A single number is the expected answer: the count of lines in the listing that hold the word "Season".

▶ _Dataset excerpts_:
^^^^^^^^
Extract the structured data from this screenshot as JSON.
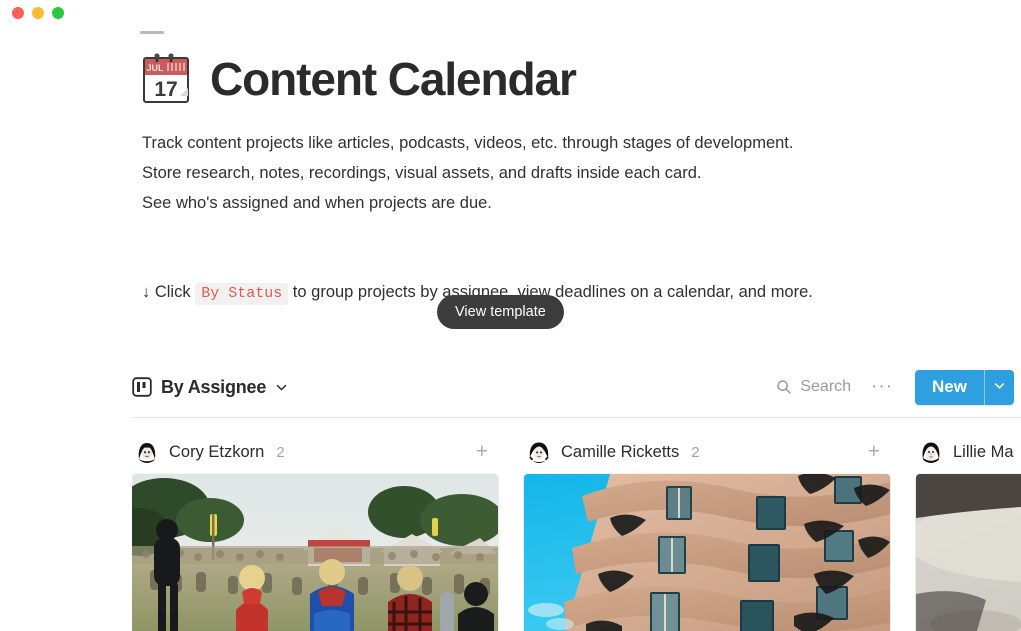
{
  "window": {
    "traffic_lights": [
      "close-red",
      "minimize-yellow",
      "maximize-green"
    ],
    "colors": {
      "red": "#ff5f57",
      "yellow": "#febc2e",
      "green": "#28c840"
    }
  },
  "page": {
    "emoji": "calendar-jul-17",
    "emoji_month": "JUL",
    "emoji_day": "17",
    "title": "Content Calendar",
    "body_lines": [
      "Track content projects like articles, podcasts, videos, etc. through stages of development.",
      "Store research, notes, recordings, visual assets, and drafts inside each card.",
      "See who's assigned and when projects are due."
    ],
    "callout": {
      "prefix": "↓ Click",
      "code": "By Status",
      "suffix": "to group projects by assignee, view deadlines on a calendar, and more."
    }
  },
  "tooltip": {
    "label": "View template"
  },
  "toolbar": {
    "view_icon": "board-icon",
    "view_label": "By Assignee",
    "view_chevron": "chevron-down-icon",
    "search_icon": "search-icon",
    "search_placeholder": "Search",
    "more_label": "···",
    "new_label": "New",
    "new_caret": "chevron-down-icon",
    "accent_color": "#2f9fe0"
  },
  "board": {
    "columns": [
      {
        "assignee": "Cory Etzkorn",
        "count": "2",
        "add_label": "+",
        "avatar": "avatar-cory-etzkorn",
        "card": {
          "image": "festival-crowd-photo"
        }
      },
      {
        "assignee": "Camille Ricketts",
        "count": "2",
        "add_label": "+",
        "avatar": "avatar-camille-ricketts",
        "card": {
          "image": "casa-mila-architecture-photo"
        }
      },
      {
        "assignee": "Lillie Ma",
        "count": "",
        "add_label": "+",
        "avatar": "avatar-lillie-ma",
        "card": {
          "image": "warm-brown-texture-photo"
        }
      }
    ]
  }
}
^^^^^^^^
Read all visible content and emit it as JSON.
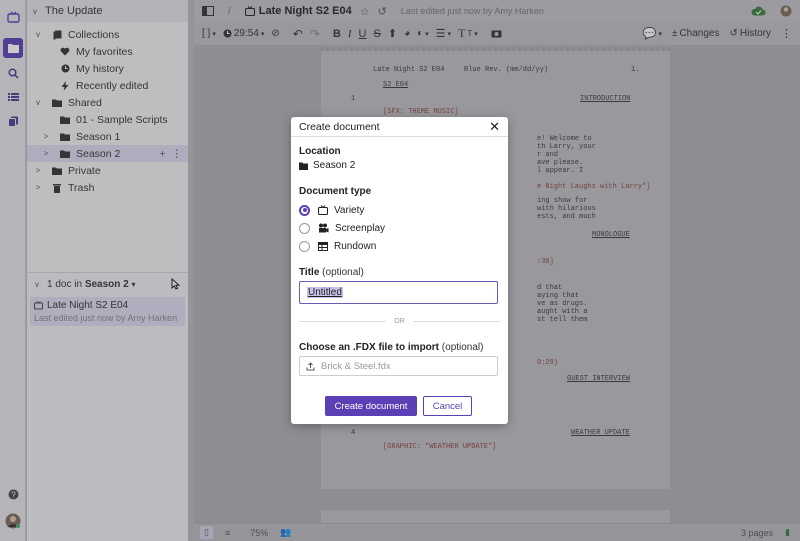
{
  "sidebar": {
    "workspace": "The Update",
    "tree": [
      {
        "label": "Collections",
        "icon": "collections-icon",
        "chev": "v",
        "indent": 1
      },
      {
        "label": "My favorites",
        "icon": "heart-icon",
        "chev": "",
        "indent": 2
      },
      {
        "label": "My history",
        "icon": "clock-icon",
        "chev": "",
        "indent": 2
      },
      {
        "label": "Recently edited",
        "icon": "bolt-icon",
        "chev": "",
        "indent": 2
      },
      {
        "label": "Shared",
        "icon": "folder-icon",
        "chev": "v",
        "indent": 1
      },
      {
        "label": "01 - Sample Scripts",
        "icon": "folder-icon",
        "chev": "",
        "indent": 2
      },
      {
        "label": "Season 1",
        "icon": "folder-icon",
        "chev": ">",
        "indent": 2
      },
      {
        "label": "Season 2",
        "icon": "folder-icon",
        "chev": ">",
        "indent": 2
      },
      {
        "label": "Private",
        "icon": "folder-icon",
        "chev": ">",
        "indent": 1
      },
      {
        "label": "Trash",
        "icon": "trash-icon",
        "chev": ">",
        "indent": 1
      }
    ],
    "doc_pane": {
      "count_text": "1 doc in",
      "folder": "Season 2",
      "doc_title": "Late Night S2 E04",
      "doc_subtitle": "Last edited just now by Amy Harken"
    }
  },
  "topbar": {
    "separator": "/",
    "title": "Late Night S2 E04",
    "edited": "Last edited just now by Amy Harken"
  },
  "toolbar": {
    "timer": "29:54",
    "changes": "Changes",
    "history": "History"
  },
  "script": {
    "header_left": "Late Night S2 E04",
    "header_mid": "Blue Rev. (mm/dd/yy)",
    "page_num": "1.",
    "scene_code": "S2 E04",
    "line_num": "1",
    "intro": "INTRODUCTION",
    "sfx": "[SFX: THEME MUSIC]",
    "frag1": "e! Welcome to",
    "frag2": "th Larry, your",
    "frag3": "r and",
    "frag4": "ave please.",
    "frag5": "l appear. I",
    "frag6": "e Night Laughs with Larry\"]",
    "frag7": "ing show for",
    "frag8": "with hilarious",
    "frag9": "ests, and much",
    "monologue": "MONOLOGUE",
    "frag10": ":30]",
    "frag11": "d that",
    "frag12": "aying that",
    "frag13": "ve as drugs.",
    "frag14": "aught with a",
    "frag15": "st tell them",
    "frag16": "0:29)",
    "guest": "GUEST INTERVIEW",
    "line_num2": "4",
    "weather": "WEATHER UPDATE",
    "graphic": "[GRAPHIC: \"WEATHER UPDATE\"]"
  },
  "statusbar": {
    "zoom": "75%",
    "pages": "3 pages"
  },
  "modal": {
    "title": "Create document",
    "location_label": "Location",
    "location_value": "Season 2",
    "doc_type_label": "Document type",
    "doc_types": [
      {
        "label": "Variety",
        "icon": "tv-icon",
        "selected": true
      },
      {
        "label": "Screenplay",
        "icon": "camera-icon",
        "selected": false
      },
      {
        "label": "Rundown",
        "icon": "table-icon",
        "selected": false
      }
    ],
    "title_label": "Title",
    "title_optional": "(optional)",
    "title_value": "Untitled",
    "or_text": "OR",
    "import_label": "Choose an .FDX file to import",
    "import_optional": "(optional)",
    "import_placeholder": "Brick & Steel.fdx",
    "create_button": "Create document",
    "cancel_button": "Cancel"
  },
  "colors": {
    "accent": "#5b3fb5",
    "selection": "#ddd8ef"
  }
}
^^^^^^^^
▶ _Output of the task_: 4